I’m actually pretty impressed with this. There’s some noise visible in the flat area, but it’s pretty film-like and not very distracting. There is hardly any loss of detail in the focused area. The last row does seem to be a little brighter, but that could just be due to the resolution of the exposure display – the difference in lighting was done by moving the tripod further away from the light until the light meter showed a two stop decrease in light, but that can vary by 1/3 of a stop. A proper fixed light or filters would make it more accurate.
An interesting thing is that the "correctly" exposed images are a little deeper in the darks (may be hard to see on this crop). Like in the previous test, it is due to the black clipping being off in the "pulled" ones. So when doing ETTR, one should really adjust the black point to match, in this case move it up a little in the right-most 5 columns. Doubling it gives about the same effect as having normal exposure, but then I frequently move the black point up a bit just for the extra punch.

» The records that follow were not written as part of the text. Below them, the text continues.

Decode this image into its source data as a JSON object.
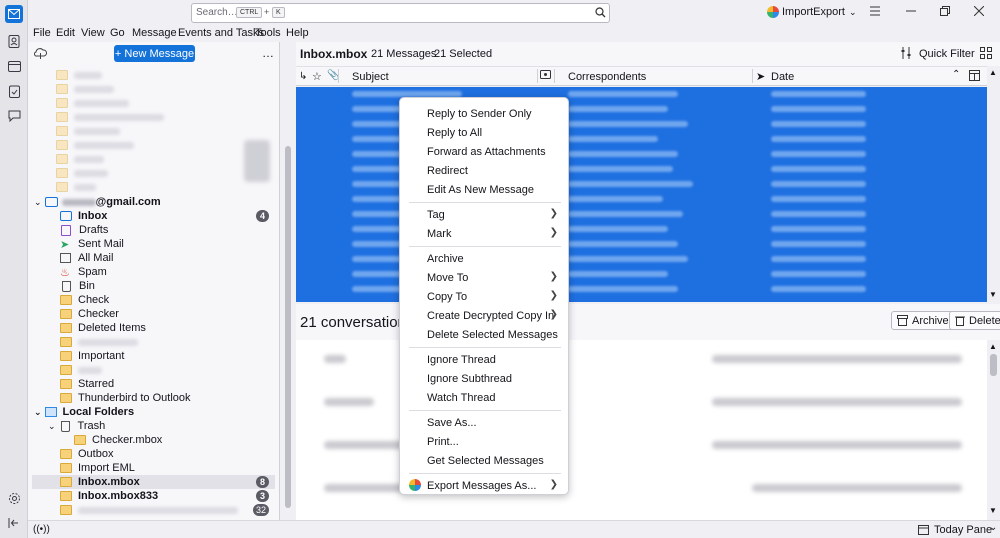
{
  "search": {
    "placeholder": "Search…",
    "kbd1": "CTRL",
    "plus": "+",
    "kbd2": "K"
  },
  "titlebar": {
    "profile_label": "ImportExport"
  },
  "menubar": [
    "File",
    "Edit",
    "View",
    "Go",
    "Message",
    "Events and Tasks",
    "Tools",
    "Help"
  ],
  "folderpane": {
    "new_message_label": "+ New Message",
    "more": "…",
    "account_email": "@gmail.com",
    "folders": [
      {
        "label": "Inbox",
        "badge": "4",
        "bold": true
      },
      {
        "label": "Drafts"
      },
      {
        "label": "Sent Mail"
      },
      {
        "label": "All Mail"
      },
      {
        "label": "Spam"
      },
      {
        "label": "Bin"
      },
      {
        "label": "Check"
      },
      {
        "label": "Checker"
      },
      {
        "label": "Deleted Items"
      },
      {
        "label": ""
      },
      {
        "label": "Important"
      },
      {
        "label": ""
      },
      {
        "label": "Starred"
      },
      {
        "label": "Thunderbird to Outlook"
      }
    ],
    "local_folders_label": "Local Folders",
    "trash_label": "Trash",
    "checker_mbox_label": "Checker.mbox",
    "outbox_label": "Outbox",
    "import_eml_label": "Import EML",
    "inbox_mbox_label": "Inbox.mbox",
    "inbox_mbox_badge": "8",
    "inbox_mbox833_label": "Inbox.mbox833",
    "inbox_mbox833_badge": "3",
    "last_badge": "32"
  },
  "threadpane": {
    "folder_name": "Inbox.mbox",
    "message_count": "21 Messages",
    "selected_count": "21 Selected",
    "quick_filter_label": "Quick Filter",
    "col_subject": "Subject",
    "col_correspondents": "Correspondents",
    "col_date": "Date"
  },
  "preview": {
    "heading": "21 conversation",
    "archive_label": "Archive",
    "delete_label": "Delete"
  },
  "context_menu": {
    "reply_sender_only": "Reply to Sender Only",
    "reply_all": "Reply to All",
    "forward_attachments": "Forward as Attachments",
    "redirect": "Redirect",
    "edit_as_new": "Edit As New Message",
    "tag": "Tag",
    "mark": "Mark",
    "archive": "Archive",
    "move_to": "Move To",
    "copy_to": "Copy To",
    "create_decrypted_copy": "Create Decrypted Copy In",
    "delete_selected": "Delete Selected Messages",
    "ignore_thread": "Ignore Thread",
    "ignore_subthread": "Ignore Subthread",
    "watch_thread": "Watch Thread",
    "save_as": "Save As...",
    "print": "Print...",
    "get_selected": "Get Selected Messages",
    "export_messages": "Export Messages As..."
  },
  "statusbar": {
    "today_pane_label": "Today Pane"
  },
  "colors": {
    "accent": "#1e6fe0",
    "selection": "#1e6fe0",
    "new_message_bg": "#1373d9"
  }
}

The bottom line: With LR3, I am not afraid of high ISO anymore. At the next nice evening, I shall go find myself a nice detailed scene with some sky and dark details and stuff to try a more realistic test. Studio tests only tell so much of the story, after all.
P.S. Stupid Chrome and its lack of color management.